The relative impact of lambda-cyhalothrin and malathion was examined by conducting parasite prevalence surveys in 14 refugee villages in Pakistan before and after spray campaigns in 1993. The mosquito fauna usually comprised Anopheles stephensi, A. culicifacies, A. subpictus, A. superpictus, A. annularis and A. fluviatilis, among others. All villages had a history of malaria caused by Plasmodium vivax and P. falciparum. The spray campaign began in mid-July and lasted 6 weeks. The deposition rate of insecticides was calculated as 2.04 g of malathion 50% wettable powder (WP) per msuperscript 2 and 26 mg Icon 10% WP (lambda-cyhalothrin) per msuperscript 2 of room surface. Malaria parasite prevalence surveys were conducted on refugee school children (5-15 years) in June, before the insecticide intervention, and in November at the peak of the P. falciparum transmission season. Malathion-sprayed villages showed an increase in the prevalence of P. falciparum after intervention, and lambda-cyhalothrin-sprayed villages showed either a reduction or no change.
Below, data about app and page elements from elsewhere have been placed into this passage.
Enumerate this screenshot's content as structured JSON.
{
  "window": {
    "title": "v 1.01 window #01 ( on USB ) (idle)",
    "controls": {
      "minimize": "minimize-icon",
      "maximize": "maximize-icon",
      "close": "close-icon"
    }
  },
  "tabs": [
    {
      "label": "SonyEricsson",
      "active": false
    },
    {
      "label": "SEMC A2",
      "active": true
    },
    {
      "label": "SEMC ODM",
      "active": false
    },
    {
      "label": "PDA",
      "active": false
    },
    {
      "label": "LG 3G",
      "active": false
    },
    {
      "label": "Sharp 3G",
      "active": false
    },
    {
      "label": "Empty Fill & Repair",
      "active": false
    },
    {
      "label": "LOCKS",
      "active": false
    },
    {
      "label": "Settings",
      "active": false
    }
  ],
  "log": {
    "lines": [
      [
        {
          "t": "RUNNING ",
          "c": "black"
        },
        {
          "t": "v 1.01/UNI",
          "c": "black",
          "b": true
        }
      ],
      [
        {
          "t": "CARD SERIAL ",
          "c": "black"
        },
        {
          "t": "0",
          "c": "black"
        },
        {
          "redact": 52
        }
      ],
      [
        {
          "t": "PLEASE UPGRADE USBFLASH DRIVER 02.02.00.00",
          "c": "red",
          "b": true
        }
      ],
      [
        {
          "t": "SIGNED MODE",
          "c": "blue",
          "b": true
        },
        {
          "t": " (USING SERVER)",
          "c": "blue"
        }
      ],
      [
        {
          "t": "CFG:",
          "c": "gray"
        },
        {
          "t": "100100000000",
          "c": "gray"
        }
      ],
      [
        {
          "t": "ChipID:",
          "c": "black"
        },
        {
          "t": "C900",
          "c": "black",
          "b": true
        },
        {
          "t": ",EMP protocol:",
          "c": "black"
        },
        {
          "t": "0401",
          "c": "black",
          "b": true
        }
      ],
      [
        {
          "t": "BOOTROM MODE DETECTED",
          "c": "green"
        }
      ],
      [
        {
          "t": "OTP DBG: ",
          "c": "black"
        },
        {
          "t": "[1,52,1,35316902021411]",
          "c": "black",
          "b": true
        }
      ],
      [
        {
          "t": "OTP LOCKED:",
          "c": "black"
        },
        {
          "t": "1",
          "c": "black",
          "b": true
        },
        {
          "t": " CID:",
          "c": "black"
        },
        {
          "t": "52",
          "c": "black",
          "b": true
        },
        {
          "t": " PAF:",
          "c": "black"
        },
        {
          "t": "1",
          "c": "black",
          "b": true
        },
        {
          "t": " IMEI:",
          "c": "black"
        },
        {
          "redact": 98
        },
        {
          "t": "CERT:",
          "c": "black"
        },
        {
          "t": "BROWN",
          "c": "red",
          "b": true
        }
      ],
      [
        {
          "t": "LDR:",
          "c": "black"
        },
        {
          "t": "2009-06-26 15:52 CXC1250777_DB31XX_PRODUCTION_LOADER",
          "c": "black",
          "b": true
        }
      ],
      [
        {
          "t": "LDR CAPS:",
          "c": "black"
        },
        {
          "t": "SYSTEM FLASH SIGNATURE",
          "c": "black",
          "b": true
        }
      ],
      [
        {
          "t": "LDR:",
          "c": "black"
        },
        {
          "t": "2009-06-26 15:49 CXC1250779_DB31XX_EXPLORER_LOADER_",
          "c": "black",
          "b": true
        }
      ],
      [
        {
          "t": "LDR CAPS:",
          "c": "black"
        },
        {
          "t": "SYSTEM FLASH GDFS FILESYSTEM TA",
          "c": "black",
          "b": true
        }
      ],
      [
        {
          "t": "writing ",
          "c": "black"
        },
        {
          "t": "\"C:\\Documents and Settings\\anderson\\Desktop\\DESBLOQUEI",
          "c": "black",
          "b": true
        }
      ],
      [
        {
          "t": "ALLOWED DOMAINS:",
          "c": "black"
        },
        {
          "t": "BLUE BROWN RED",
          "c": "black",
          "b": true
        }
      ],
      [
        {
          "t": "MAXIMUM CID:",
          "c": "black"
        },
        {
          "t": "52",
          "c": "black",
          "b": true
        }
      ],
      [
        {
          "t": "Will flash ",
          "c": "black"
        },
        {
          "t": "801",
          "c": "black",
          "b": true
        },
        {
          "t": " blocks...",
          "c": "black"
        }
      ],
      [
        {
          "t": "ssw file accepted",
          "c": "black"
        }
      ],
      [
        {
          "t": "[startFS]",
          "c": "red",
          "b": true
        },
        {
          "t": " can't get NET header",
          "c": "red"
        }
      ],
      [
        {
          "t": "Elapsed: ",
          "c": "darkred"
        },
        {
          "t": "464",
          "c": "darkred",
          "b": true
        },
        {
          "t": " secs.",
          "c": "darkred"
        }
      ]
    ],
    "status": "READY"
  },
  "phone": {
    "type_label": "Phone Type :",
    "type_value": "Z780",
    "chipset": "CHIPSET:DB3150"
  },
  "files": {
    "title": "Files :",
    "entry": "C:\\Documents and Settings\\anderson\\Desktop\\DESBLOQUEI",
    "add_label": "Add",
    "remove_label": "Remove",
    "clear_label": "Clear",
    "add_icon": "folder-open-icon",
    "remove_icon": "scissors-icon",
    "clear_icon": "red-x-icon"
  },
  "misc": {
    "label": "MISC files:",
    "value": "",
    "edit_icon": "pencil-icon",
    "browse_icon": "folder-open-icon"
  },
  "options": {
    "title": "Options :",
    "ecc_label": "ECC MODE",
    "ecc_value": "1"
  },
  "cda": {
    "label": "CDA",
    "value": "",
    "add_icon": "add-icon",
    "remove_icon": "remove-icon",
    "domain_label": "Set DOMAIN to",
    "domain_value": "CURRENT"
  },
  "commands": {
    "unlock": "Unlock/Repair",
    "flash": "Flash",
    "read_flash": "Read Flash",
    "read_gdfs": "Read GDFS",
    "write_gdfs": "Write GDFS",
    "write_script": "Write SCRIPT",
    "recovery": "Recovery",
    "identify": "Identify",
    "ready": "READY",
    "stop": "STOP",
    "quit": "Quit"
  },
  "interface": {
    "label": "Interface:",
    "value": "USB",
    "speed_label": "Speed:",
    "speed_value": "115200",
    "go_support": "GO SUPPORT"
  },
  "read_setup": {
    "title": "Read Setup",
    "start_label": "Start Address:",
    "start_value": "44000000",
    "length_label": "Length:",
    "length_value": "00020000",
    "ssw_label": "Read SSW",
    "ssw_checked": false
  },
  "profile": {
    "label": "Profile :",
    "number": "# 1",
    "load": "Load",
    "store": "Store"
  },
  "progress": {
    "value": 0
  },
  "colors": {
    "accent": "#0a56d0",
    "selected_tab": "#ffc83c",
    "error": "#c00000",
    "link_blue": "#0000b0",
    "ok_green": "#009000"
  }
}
Although lambda-cyhalothrin appeared to be more efficacious than malathion in reducing P. falciparum, its effect on the prevalence of P. vivax was not significantly different from that of malathion.
Rowland, M., Hewitt, S., & Durrani, N. (1994). Prevalence of malaria in afghan refugee villages in pakistan sprayed with lambdacyhalothrin or malathion. Transactions of the Royal Society of Tropical Medicine and Hygiene, 88(4), 378–379. https://doi.org/10.1016/0035-9203(94)90388-3